▶ [Instructions to follow]
Please repeat all the entries. Nothing may differ.

Content starts

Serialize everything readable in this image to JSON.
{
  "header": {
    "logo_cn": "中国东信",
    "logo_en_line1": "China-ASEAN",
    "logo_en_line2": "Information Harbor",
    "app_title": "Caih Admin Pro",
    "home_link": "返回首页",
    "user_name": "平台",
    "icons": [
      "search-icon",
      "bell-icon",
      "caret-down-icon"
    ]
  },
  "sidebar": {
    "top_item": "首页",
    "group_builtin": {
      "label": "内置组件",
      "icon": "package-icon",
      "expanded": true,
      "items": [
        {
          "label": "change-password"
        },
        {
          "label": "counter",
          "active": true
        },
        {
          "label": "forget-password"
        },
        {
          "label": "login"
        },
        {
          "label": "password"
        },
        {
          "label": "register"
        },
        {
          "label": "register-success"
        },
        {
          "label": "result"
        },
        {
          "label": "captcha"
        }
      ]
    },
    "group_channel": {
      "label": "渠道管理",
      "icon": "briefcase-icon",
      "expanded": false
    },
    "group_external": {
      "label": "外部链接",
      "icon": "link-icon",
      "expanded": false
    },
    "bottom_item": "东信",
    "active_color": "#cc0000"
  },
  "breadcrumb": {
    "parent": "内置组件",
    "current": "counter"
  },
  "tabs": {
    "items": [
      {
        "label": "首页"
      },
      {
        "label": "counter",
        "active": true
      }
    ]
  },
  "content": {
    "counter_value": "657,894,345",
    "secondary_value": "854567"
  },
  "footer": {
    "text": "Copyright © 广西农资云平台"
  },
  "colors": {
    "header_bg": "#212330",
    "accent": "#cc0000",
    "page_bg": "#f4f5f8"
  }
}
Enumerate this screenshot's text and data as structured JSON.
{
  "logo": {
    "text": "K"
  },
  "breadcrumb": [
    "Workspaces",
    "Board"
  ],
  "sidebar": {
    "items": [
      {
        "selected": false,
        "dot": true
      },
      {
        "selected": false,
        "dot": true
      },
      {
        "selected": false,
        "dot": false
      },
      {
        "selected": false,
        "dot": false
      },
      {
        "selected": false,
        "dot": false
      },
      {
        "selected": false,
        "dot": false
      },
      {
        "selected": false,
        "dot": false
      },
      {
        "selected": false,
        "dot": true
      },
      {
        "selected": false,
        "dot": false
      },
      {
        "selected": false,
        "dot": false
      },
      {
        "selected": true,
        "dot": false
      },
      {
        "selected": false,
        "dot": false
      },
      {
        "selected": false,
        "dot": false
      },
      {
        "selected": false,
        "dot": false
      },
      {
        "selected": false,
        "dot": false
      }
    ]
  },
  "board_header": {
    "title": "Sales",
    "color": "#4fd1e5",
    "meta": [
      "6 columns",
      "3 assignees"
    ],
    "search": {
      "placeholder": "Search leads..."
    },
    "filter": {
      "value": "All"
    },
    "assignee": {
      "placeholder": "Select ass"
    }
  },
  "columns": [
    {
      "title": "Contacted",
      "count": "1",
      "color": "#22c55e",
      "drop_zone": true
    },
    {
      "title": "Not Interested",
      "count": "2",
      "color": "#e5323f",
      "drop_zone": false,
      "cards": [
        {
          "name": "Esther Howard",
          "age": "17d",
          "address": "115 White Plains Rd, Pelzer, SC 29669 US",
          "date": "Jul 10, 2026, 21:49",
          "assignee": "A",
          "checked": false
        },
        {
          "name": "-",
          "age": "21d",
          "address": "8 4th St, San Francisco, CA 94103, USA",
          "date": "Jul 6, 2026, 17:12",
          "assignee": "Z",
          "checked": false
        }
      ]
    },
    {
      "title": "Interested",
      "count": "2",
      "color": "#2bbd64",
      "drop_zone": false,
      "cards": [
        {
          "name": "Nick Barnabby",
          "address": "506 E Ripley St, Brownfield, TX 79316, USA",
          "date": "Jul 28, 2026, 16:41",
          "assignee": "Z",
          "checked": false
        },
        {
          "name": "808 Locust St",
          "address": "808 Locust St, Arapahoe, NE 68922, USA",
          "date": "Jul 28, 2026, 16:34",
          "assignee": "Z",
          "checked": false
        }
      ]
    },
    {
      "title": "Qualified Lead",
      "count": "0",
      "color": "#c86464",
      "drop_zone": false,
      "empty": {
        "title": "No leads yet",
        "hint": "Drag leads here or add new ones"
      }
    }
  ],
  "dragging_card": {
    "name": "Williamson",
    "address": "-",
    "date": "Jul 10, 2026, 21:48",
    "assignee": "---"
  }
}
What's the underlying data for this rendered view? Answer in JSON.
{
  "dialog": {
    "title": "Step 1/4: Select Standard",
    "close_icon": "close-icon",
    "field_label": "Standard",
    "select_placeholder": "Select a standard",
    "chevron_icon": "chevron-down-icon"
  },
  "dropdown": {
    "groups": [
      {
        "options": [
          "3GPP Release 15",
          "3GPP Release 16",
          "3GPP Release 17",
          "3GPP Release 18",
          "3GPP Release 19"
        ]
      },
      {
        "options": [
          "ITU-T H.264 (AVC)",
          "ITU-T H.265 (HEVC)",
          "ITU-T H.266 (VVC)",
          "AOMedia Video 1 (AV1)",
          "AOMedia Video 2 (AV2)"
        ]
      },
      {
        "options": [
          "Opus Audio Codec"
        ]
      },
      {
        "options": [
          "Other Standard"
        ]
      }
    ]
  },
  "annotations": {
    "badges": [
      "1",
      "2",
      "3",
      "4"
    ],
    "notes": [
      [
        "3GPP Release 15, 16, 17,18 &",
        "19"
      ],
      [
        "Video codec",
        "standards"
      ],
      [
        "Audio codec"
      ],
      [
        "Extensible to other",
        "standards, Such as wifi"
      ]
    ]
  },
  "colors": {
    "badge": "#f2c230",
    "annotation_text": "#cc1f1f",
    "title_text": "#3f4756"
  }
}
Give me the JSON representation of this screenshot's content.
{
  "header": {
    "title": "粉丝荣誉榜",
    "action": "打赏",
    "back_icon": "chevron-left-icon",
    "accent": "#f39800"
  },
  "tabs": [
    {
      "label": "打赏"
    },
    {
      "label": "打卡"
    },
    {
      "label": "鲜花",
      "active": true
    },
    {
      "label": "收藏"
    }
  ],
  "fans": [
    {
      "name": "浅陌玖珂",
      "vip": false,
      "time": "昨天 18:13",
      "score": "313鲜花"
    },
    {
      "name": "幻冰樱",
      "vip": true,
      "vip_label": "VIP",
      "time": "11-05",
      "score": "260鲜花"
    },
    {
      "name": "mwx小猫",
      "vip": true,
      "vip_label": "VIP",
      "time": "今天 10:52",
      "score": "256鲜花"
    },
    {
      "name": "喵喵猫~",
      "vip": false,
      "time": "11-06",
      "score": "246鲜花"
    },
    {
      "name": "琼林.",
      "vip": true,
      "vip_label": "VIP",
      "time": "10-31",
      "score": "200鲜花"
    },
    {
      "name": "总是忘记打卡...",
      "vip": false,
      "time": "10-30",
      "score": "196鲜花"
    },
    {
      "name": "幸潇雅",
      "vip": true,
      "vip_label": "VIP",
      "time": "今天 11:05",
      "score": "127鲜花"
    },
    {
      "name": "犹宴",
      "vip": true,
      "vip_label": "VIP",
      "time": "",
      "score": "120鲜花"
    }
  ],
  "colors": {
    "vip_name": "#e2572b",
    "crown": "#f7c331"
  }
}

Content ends

▶ [Result]
Serialize everything readable in this image to JSON.
{
  "header": {
    "logo_cn": "中国东信",
    "logo_en_line1": "China-ASEAN",
    "logo_en_line2": "Information Harbor",
    "app_title": "Caih Admin Pro",
    "home_link": "返回首页",
    "user_name": "平台",
    "icons": [
      "search-icon",
      "bell-icon",
      "caret-down-icon"
    ]
  },
  "sidebar": {
    "top_item": "首页",
    "group_builtin": {
      "label": "内置组件",
      "icon": "package-icon",
      "expanded": true,
      "items": [
        {
          "label": "change-password"
        },
        {
          "label": "counter",
          "active": true
        },
        {
          "label": "forget-password"
        },
        {
          "label": "login"
        },
        {
          "label": "password"
        },
        {
          "label": "register"
        },
        {
          "label": "register-success"
        },
        {
          "label": "result"
        },
        {
          "label": "captcha"
        }
      ]
    },
    "group_channel": {
      "label": "渠道管理",
      "icon": "briefcase-icon",
      "expanded": false
    },
    "group_external": {
      "label": "外部链接",
      "icon": "link-icon",
      "expanded": false
    },
    "bottom_item": "东信",
    "active_color": "#cc0000"
  },
  "breadcrumb": {
    "parent": "内置组件",
    "current": "counter"
  },
  "tabs": {
    "items": [
      {
        "label": "首页"
      },
      {
        "label": "counter",
        "active": true
      }
    ]
  },
  "content": {
    "counter_value": "657,894,345",
    "secondary_value": "854567"
  },
  "footer": {
    "text": "Copyright © 广西农资云平台"
  },
  "colors": {
    "header_bg": "#212330",
    "accent": "#cc0000",
    "page_bg": "#f4f5f8"
  }
}
Enumerate this screenshot's text and data as structured JSON.
{
  "logo": {
    "text": "K"
  },
  "breadcrumb": [
    "Workspaces",
    "Board"
  ],
  "sidebar": {
    "items": [
      {
        "selected": false,
        "dot": true
      },
      {
        "selected": false,
        "dot": true
      },
      {
        "selected": false,
        "dot": false
      },
      {
        "selected": false,
        "dot": false
      },
      {
        "selected": false,
        "dot": false
      },
      {
        "selected": false,
        "dot": false
      },
      {
        "selected": false,
        "dot": false
      },
      {
        "selected": false,
        "dot": true
      },
      {
        "selected": false,
        "dot": false
      },
      {
        "selected": false,
        "dot": false
      },
      {
        "selected": true,
        "dot": false
      },
      {
        "selected": false,
        "dot": false
      },
      {
        "selected": false,
        "dot": false
      },
      {
        "selected": false,
        "dot": false
      },
      {
        "selected": false,
        "dot": false
      }
    ]
  },
  "board_header": {
    "title": "Sales",
    "color": "#4fd1e5",
    "meta": [
      "6 columns",
      "3 assignees"
    ],
    "search": {
      "placeholder": "Search leads..."
    },
    "filter": {
      "value": "All"
    },
    "assignee": {
      "placeholder": "Select ass"
    }
  },
  "columns": [
    {
      "title": "Contacted",
      "count": "1",
      "color": "#22c55e",
      "drop_zone": true
    },
    {
      "title": "Not Interested",
      "count": "2",
      "color": "#e5323f",
      "drop_zone": false,
      "cards": [
        {
          "name": "Esther Howard",
          "age": "17d",
          "address": "115 White Plains Rd, Pelzer, SC 29669 US",
          "date": "Jul 10, 2026, 21:49",
          "assignee": "A",
          "checked": false
        },
        {
          "name": "-",
          "age": "21d",
          "address": "8 4th St, San Francisco, CA 94103, USA",
          "date": "Jul 6, 2026, 17:12",
          "assignee": "Z",
          "checked": false
        }
      ]
    },
    {
      "title": "Interested",
      "count": "2",
      "color": "#2bbd64",
      "drop_zone": false,
      "cards": [
        {
          "name": "Nick Barnabby",
          "address": "506 E Ripley St, Brownfield, TX 79316, USA",
          "date": "Jul 28, 2026, 16:41",
          "assignee": "Z",
          "checked": false
        },
        {
          "name": "808 Locust St",
          "address": "808 Locust St, Arapahoe, NE 68922, USA",
          "date": "Jul 28, 2026, 16:34",
          "assignee": "Z",
          "checked": false
        }
      ]
    },
    {
      "title": "Qualified Lead",
      "count": "0",
      "color": "#c86464",
      "drop_zone": false,
      "empty": {
        "title": "No leads yet",
        "hint": "Drag leads here or add new ones"
      }
    }
  ],
  "dragging_card": {
    "name": "Williamson",
    "address": "-",
    "date": "Jul 10, 2026, 21:48",
    "assignee": "---"
  }
}
What's the underlying data for this rendered view? Answer in JSON.
{
  "dialog": {
    "title": "Step 1/4: Select Standard",
    "close_icon": "close-icon",
    "field_label": "Standard",
    "select_placeholder": "Select a standard",
    "chevron_icon": "chevron-down-icon"
  },
  "dropdown": {
    "groups": [
      {
        "options": [
          "3GPP Release 15",
          "3GPP Release 16",
          "3GPP Release 17",
          "3GPP Release 18",
          "3GPP Release 19"
        ]
      },
      {
        "options": [
          "ITU-T H.264 (AVC)",
          "ITU-T H.265 (HEVC)",
          "ITU-T H.266 (VVC)",
          "AOMedia Video 1 (AV1)",
          "AOMedia Video 2 (AV2)"
        ]
      },
      {
        "options": [
          "Opus Audio Codec"
        ]
      },
      {
        "options": [
          "Other Standard"
        ]
      }
    ]
  },
  "annotations": {
    "badges": [
      "1",
      "2",
      "3",
      "4"
    ],
    "notes": [
      [
        "3GPP Release 15, 16, 17,18 &",
        "19"
      ],
      [
        "Video codec",
        "standards"
      ],
      [
        "Audio codec"
      ],
      [
        "Extensible to other",
        "standards, Such as wifi"
      ]
    ]
  },
  "colors": {
    "badge": "#f2c230",
    "annotation_text": "#cc1f1f",
    "title_text": "#3f4756"
  }
}
Give me the JSON representation of this screenshot's content.
{
  "header": {
    "title": "粉丝荣誉榜",
    "action": "打赏",
    "back_icon": "chevron-left-icon",
    "accent": "#f39800"
  },
  "tabs": [
    {
      "label": "打赏"
    },
    {
      "label": "打卡"
    },
    {
      "label": "鲜花",
      "active": true
    },
    {
      "label": "收藏"
    }
  ],
  "fans": [
    {
      "name": "浅陌玖珂",
      "vip": false,
      "time": "昨天 18:13",
      "score": "313鲜花"
    },
    {
      "name": "幻冰樱",
      "vip": true,
      "vip_label": "VIP",
      "time": "11-05",
      "score": "260鲜花"
    },
    {
      "name": "mwx小猫",
      "vip": true,
      "vip_label": "VIP",
      "time": "今天 10:52",
      "score": "256鲜花"
    },
    {
      "name": "喵喵猫~",
      "vip": false,
      "time": "11-06",
      "score": "246鲜花"
    },
    {
      "name": "琼林.",
      "vip": true,
      "vip_label": "VIP",
      "time": "10-31",
      "score": "200鲜花"
    },
    {
      "name": "总是忘记打卡...",
      "vip": false,
      "time": "10-30",
      "score": "196鲜花"
    },
    {
      "name": "幸潇雅",
      "vip": true,
      "vip_label": "VIP",
      "time": "今天 11:05",
      "score": "127鲜花"
    },
    {
      "name": "犹宴",
      "vip": true,
      "vip_label": "VIP",
      "time": "",
      "score": "120鲜花"
    }
  ],
  "colors": {
    "vip_name": "#e2572b",
    "crown": "#f7c331"
  }
}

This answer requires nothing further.